Study Guide

The Danish Girl Appearances

By David Ebershoff

Appearances

Part 1, Chapter 1

"Aren't you a pretty man," she had said, years ago, when they were first alone. (1.27)

Einar always has a feminine appearance, which likely assists him in his transition. It is very easy for him to pass as female even before he has any sort of surgery.

Einar Wegener/Lili Elbe

"But I can't wear Anna's shoes," Einar said. (1.11)

Einar initially resists dressing like a woman because he would be embarrassed for his wife, or anyone really, to see him in feminine clothes. But he soon comes to embrace it. You do you.

Chapter 2

One day Greta plucked her eyebrows and they never grew back, which she saw as more of a convenience than anything else. (2.3)

This is a small line, but it illustrates that Greta is a woman accustomed to having an unusual appearance. Therefore, she won't find her husband's appearance unusual when he begins to dress more femininely.

Chapter 9

Lili left Hans on the steps of the police station, turning three corners immediately, running away from him […] the stain on her dress spreading as persistently, as appallingly, as a disease. (9.95)

Lili's bleeding is a medical problem, but the stains it leaves are an external parallel of her internal feelings. She is hurting inside, agonizingly torn between two possibilities.

Chapter 11

"What would you think if I were to tell you to stop dressing as her?" (11.40)

One of the doctors Einar sees thinks that a man in woman's clothes—even if that man identifies as a woman and everyone else thinks of him as a woman when he's in those clothes—would be damaging to the fabric of society. That doctor is a bit of a quack.

Part 2, Chapter 13

And so Einar would set out from the ladies' pool in Lili's clothes, with the rubber bathing cap still on his head. (13.19)

In Paris, Einar dresses like Lili even when he doesn't feel like Lili. It's interesting that Einar can appear as Lili even when he's Einar—he and Lili have a complex dual identity.

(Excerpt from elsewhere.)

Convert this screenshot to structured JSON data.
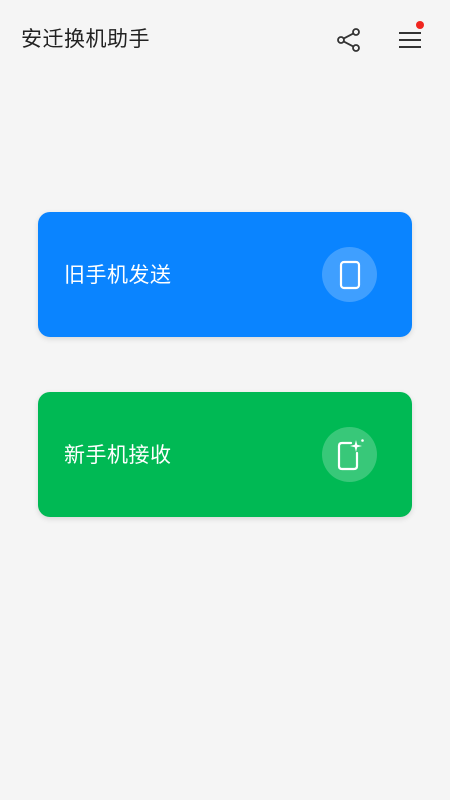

Einar was a man with suspicious stains on his clothes. (13.25)

Early on, Einar is happy with his own identity. Well, if not happy, he's at least satisfied. But he begins to get more and more concerned with how he looks to other people, and he wants to look like a woman to them so he can feel more like a woman himself.

Chapter 16

"He came to see me, and the first thing I noticed—how could I not?—was that he had breasts bigger than many teenage girls. […] I discovered he was both male and female." (16.37)

It is lucky that Greta is able to find a doctor who once met a man similar to Einar—a man who looked female and wanted to continue on a surgical path to look more like a woman.

Chapter 17
Einar Wegener/Lili Elbe

"Do I look like Lili?" Einar said. "Do I look like a woman to you?" (17.73)

Einar is being defensive here, but deep inside, he desperately wants the answer to be yes. He wants to look like a woman all the time now, and in order to do that, he needs to shed his Einar suit.

Chapter 18

"Professor Bolk thinks he can change Einar into a woman," Greta said. "Not mentally, but physically." (18.30)

Mentally, Einar has been a woman for a while, but at the end of the book, it's the physical part he needs help with. He wants to look like a woman in clothes and out of them.